For my second turkey day in Steamboat, I plan to wake up early (before noon) and cook all the recipes I should have started prepping the night before. I’ll overload the oven, and completely underestimate how long it takes to thaw a turkey (in the fridge, 24 hours for every five pounds).

Hopefully, I will remember to remove the giblets. At least one of the dishes I make will be an utter failure, as I miscalculate ingredient proportions when I try to make one-and-half times more of a recipe (friends, I will not tell you which dish this happens to, but it will be obvious). I will blame this blunder on the North Carolina public school system.

And despite all that, a bunch of people likely will cram into my basement apartment to eat Thanksgiving dinner off paper plates, because that’s what you do when you’re not home for the holidays.

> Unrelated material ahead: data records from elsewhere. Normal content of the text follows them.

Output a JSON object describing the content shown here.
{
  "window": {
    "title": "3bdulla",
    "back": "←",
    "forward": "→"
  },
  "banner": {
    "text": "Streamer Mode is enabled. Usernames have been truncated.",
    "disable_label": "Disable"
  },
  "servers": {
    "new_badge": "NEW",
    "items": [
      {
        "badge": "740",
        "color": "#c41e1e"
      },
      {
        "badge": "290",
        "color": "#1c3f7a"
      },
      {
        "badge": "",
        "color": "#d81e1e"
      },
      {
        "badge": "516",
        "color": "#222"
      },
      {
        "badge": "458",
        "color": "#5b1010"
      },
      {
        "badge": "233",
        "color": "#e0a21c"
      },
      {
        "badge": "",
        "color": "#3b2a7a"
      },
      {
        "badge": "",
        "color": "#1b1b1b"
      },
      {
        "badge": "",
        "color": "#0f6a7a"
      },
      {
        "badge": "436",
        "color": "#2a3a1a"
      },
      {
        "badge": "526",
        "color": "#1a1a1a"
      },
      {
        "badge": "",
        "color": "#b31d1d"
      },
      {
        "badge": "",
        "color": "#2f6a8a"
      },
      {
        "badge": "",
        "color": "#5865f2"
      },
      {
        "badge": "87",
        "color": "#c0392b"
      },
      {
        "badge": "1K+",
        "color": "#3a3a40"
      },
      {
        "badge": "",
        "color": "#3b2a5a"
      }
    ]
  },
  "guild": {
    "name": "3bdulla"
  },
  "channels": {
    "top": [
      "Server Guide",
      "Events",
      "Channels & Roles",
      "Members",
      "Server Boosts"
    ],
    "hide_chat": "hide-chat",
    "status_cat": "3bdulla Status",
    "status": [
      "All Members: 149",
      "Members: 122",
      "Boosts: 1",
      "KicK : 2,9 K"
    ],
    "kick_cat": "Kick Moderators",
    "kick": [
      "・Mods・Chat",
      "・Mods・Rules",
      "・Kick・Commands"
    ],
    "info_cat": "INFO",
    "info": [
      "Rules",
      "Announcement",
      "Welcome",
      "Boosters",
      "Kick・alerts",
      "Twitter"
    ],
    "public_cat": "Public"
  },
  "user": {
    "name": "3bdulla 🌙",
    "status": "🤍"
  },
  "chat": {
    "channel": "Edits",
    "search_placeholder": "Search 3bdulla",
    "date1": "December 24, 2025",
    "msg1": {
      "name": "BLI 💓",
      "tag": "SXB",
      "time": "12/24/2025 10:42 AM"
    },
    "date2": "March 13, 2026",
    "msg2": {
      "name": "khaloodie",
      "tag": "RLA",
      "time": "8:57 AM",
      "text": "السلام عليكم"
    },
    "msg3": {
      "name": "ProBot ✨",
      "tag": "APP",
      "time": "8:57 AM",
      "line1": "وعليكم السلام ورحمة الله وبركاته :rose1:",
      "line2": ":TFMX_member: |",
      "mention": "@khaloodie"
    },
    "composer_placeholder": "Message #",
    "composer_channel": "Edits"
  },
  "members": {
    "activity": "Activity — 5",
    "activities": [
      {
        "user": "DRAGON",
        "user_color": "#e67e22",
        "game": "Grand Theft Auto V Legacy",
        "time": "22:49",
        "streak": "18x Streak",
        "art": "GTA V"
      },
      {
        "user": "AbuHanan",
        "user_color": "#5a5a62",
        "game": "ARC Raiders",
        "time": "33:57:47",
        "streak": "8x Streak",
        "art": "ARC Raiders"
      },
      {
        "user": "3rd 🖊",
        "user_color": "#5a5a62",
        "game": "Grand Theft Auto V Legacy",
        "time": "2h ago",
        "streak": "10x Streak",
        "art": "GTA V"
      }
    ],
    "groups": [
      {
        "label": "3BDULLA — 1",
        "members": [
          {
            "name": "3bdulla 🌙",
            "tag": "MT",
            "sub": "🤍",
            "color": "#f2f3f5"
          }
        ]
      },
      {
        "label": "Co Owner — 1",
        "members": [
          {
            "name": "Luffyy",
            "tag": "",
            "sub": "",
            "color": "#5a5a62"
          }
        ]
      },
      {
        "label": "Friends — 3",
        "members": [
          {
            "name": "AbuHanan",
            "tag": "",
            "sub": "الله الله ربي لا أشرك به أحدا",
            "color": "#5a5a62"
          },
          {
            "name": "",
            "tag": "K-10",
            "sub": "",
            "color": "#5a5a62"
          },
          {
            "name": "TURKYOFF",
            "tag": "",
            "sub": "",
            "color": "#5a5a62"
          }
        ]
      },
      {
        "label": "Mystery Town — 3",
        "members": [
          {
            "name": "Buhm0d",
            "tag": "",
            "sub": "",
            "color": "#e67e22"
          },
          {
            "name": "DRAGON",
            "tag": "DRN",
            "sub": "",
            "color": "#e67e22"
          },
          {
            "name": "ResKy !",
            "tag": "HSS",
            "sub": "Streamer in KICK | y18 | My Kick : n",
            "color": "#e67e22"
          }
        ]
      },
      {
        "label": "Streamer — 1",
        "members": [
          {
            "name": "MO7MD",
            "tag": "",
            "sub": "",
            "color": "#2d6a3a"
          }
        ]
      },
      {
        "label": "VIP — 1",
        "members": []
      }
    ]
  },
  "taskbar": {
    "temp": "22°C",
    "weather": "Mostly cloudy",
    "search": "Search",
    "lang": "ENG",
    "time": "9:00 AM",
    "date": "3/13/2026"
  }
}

And it will be awesome, because nomadic Thanksgiving isn’t any different from family Thanksgiving – it just means you have more people.